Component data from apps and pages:
#####

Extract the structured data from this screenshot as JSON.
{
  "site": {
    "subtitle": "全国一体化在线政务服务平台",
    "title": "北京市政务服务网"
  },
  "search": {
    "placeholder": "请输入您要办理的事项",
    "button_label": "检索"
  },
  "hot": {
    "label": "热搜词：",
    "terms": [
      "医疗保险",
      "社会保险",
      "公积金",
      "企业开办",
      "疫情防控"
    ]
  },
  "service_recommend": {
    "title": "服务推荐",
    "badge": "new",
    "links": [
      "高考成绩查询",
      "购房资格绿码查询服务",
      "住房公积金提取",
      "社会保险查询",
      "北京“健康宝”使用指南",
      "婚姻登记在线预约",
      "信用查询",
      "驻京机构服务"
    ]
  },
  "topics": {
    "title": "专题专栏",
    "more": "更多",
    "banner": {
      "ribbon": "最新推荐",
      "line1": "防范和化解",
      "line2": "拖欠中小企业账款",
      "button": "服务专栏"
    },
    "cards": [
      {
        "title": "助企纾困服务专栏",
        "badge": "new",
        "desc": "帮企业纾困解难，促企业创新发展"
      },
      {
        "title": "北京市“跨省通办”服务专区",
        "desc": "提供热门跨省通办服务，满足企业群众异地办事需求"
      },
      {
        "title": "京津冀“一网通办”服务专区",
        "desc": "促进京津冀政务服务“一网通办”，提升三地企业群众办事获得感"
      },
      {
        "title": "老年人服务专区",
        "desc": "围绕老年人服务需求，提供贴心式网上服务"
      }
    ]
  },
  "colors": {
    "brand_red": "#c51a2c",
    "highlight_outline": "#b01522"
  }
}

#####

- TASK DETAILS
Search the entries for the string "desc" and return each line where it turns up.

- RESPONSE AREA
        "desc": "帮企业纾困解难，促企业创新发展"
        "desc": "提供热门跨省通办服务，满足企业群众异地办事需求"
        "desc": "促进京津冀政务服务“一网通办”，提升三地企业群众办事获得感"
        "desc": "围绕老年人服务需求，提供贴心式网上服务"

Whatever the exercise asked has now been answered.